HTCs are starting to be introduced into service as reported in this previous post. Much research remains to be done in order to make this a more economical technology. This post reports on the latest efforts to this end being conducted at the Brookhaven National Laboratory.
Unlocking the Secrets of High-temperature Superconductors
Brookhaven National Laboratory, Press release, March, 7, 2007
Although it was discovered more than 20 years ago, a particular type of HTC is regaining the attention of scientists at the U.S. Department of Energy's Brookhaven National Laboratory. Copper-oxide compounds, called cuprates, operate at temperatures warmer than traditional superconductors but still far below freezing.
Discovered in 1986, the most perplexing of these cuprate superconductors is "LBCO," named for the elements it contains: lanthanum, barium, copper, and oxygen. Because of their unusual properties they are good candidates for research into understanding HTCs.
One of the most perplexing findings involving LBCO is that the HTC actually has distinct insulating-like properties. Each barium atom has one fewer electron than lanthanum, so increasing barium adds electron "holes," or the absence of electrons, to the system. The more barium that is "doped" into the material, the more holes, and the greater the superconductivity -- until the composition reaches a point where there is exactly one barium atom for every eight copper atoms, a state known as the 1/8 doping. Then, oddly, the superconductivity disappears. Above this point, as more holes (barium atoms) are added, the superconductivity reappears.
Even though LBCO is not a superconductor at the 1/8 doping, the number of holes still decreases at low temperature. Researchers attribute this feature to the formation of the so-called "energy gap." In semiconductors, the charge gap blocks the flow of current because of its isotropic nature (the gap spreads evenly in all directions). Superconductors also have energy gaps, but in the cuprates these gaps have different energies in different directions with respect to the copper-oxygen chemical bonds.
"The more we look at this charge gap, the more it looks like a superconducting gap," said a BNL researcher. "It has the same magnitude, the same shape and symmetry. Yet, it doesn't have superconductivity." BNL researchers continue to tackle this mysterious problem in order to understand why a material that wants to be a superconductor is behaving like an insulator.
"Stripes" in High-Temperature Superconductors
In LBCO, as in all materials, negatively charged electrons repel one another. But by trying to stay as far apart as possible, each individual electron is confined to a limited space, which costs energy. To achieve a lower-energy state, the electrons arrange themselves with their spins aligned in alternating directions on adjacent atoms, a configuration known as antiferromagnetic order.
Studies conducted at Brookhaven support the controversial theory that the holes segregate themselves into stripes that alternate with antiferromagnetic regions in the material.
The scientists observed this anomalous signature most clearly in samples with observable stripe order, but they also saw it in samples of good superconductors without static stripes.

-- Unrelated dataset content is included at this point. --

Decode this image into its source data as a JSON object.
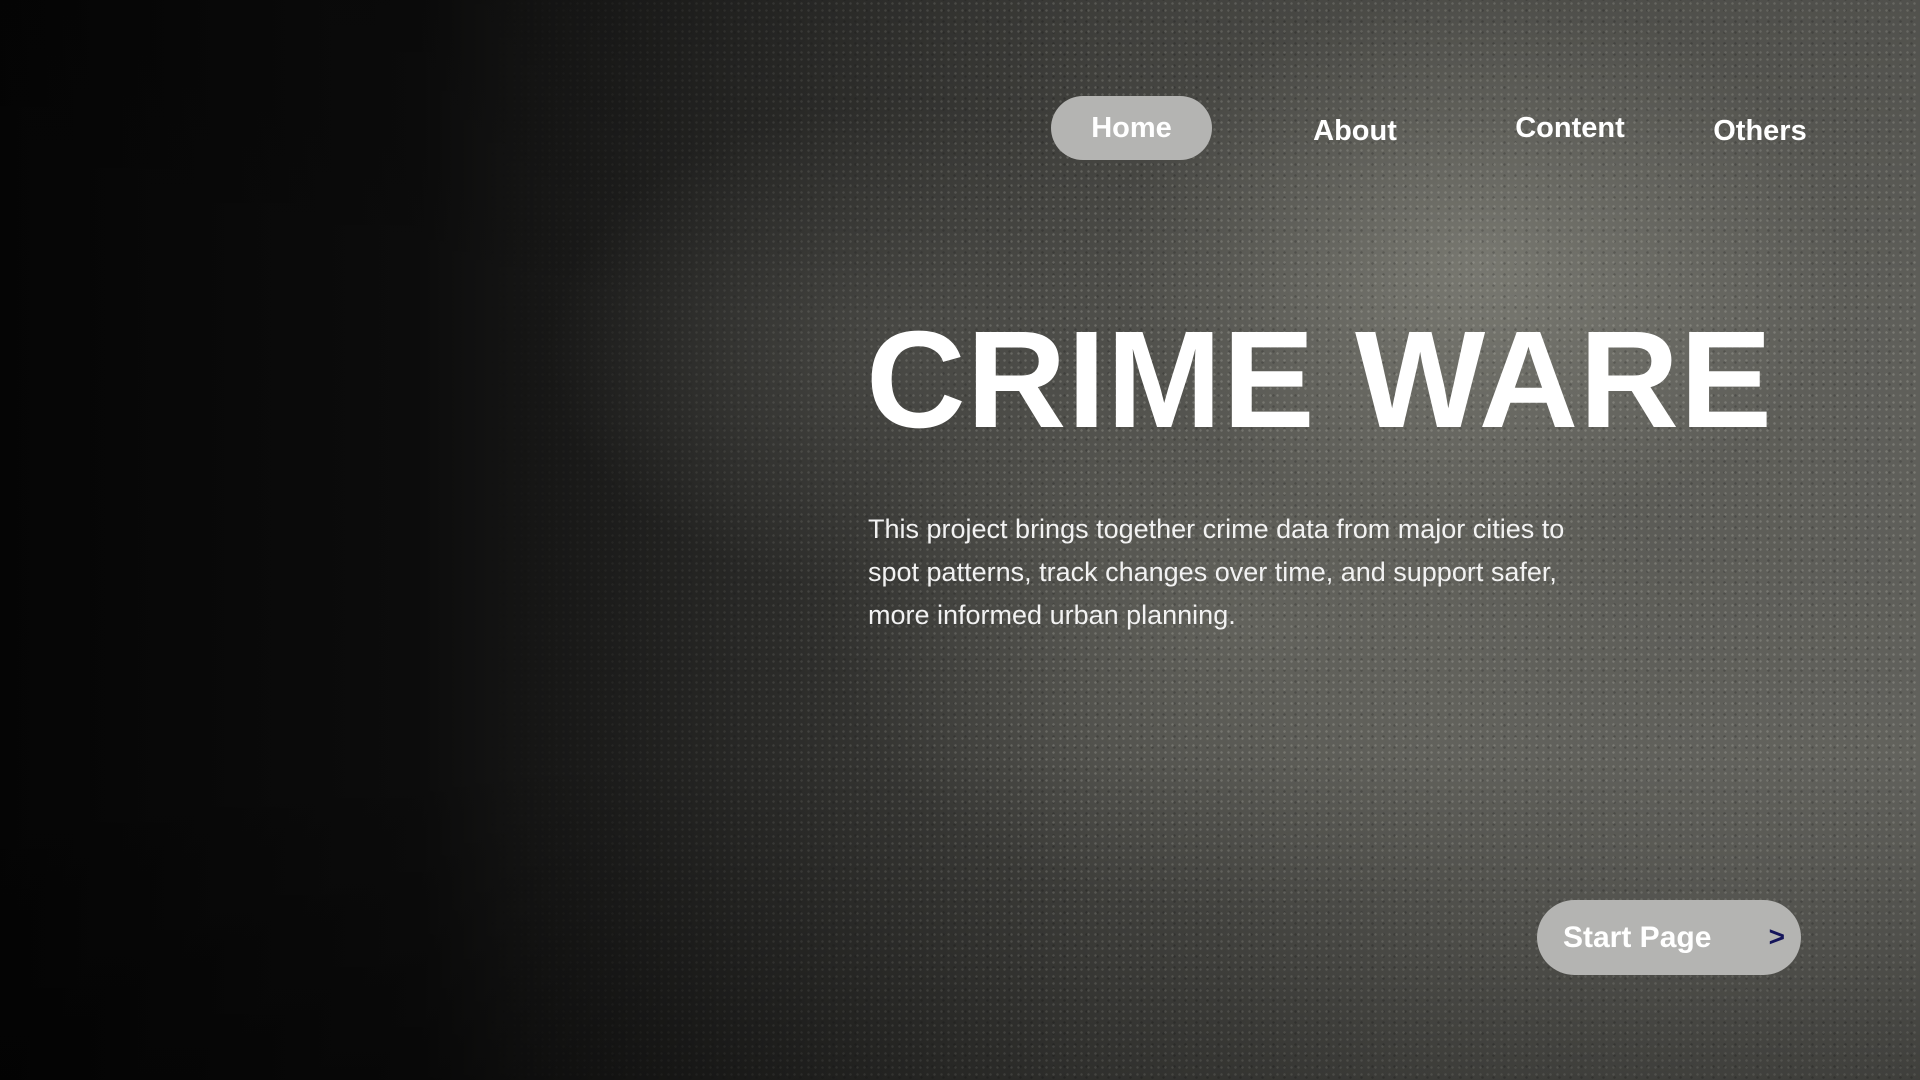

This indicates the presence of dynamic stripes - meaning that the stripes can wiggle through the crystal lattice - and suggests that stripes might be important in the mechanism for high-Tc superconductivity.
Paving the Way for Crystal Growth
In order to study the properties of LBCO superconductors, scientists need to produce large, single crystals of the material - a difficult task that wasn't possible until recently. At the state-of-the-art crystal growth facility in Brookhaven's physics building,they have perfected the process.
The crystals are grown in an infrared image furnace, a machine with two mirrors that focuses infrared light onto a feed rod, heating it to about 2,200 degrees Celsius (3,992 degrees Fahrenheit) and causing it to melt. Under just the right conditions, researchers can make the liquefied material recrystallize as a single uniform crystal.
LBCO was the first high-temperature superconductor discovered, but everyone switched over to studying other materials for a while because they weren't able to grow single crystals with a concentration of barium greater than 11 percent. Such crystal takes about a month to make, with precise control over growth temperature, atmosphere, and other factors. Brookhaven is currently capable of making crystals with barium concentrations up to 16.5 percent, a world record.
Much was ommited from the press release and you may want to read it, in its entirety if interested.